The second day started on a high note. We were served breakfast in bed and the girls all came to my room with their breakfast. We chatted excitedly about the previous day as we had breakfast. “So what do you guys have planned for me today,” I asked unable to contain my excitement.
I didn’t know I will enjoy being dragged away from work so much as I thought guiltily of Mrs Obi’s file that I had not touched which is one of the pending Matters I had in court. I grimaced as I remembered the Judge in that particular Court I had filed in did not like me. She had a habit of picking on me anytime I had to make an appearance in her Court. She always had an issue with either my dressing or hair or nails. It’s been frustrating. Anyway, it’s party time; I really don’t want to be thinking of that witch! The girls refused to disclose what the plans for the day entailed. All I know is that bum shorts, tank top and a filmy flowing kimono style shirt was laid out for me with matching sneakers; red was the dominant colour. A jeep came to pick us soon after breakfast and we were on our merry way. It was a longish drive but we finally arrived at our destination, Olumo Rock! Wow, I was elated. Ever since I came here the first time, I fell in love with this place; its ancient hills and its historical background. The name Olumo means ‘troubles and sufferings are all over’. The history of the rock dates back to the 19th century Oyo Empire when Abeokuta was inhabited by the Egba people who found refuge at the Olumo rock during inter-tribal wars. To give a bit of an insight into this magnificent piece of history, I have to culled this from wikipidea so I will not forget the magnificent history of the place; Olumo Rock is a mountain in south-western Nigeria. It is located in the ancient city of Abeokuta, Ogun State and was historically used as a natural fortress during inter-tribal warfare in the 19th century.
Its patron spirit is venerated in the Yoruba religion as an orisha’. Olumo is a popular tourist attraction. It provided protection to the Egba people when they needed it, and is now held in high esteem by the members of the clan. The mountain, one of the most popular tourist destinations in Nigeria, sits in the heart of Abeokuta – a name which means “Under the rock” in the Yoruba language; it has a height of 137 metres above sea level.
Abeokuta was originally inhabited by the Egbas, who the rock provided with sanctuary and gave a vantage point to monitor the enemy’s advance, leading to eventual triumph in war. The town of Abeokuta eventually grew as these new settlers spread out from this location. The site includes a museum, restaurants, water fountain and the ancient Itoku market, where local artisans and traders enjoy haggling over prices just as much as the customers like to find a bargain. The market lies just outside the Olumo rock premises.
It is the center of the indigenous Abeokuta industry of tie-and-dye, locally known as adire. We used the ancient path to climb all the way to the top, the climb was tricky but fun.

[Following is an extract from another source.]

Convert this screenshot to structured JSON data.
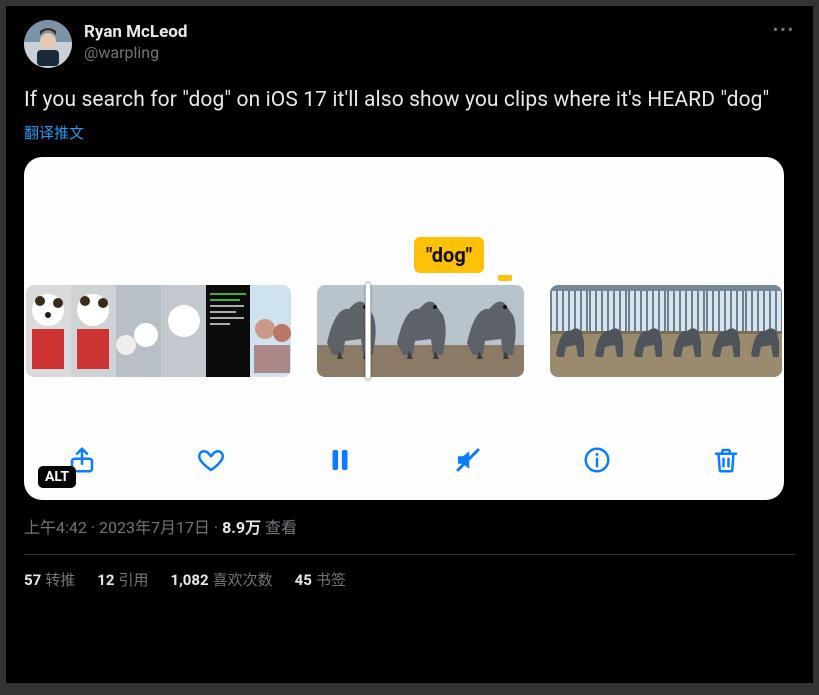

It had just rained so we had to be extra careful as we climbed up the man-made stairs carved into the rock on irregularly sized rocks (or ladders which are now provided) through a narrow corridor that leads to the top of the rock.
All along the way, you will catch sights of carvings in the rock, cowrie-studded statues and the ancient abode of the priestesses of the mountain deity who live in huts on the rock. It was truly as exciting and as magical as my first trip. We just made it to the top and unbelievable, there is a picnic spread on a flat portion of the Rock overlooking the ancient city and guess who was there? “Rick! You?” I exclaimed in surprise. Did I also tell you guys that coincidentally Rick and Dennis are both Egba men from Abeokuta?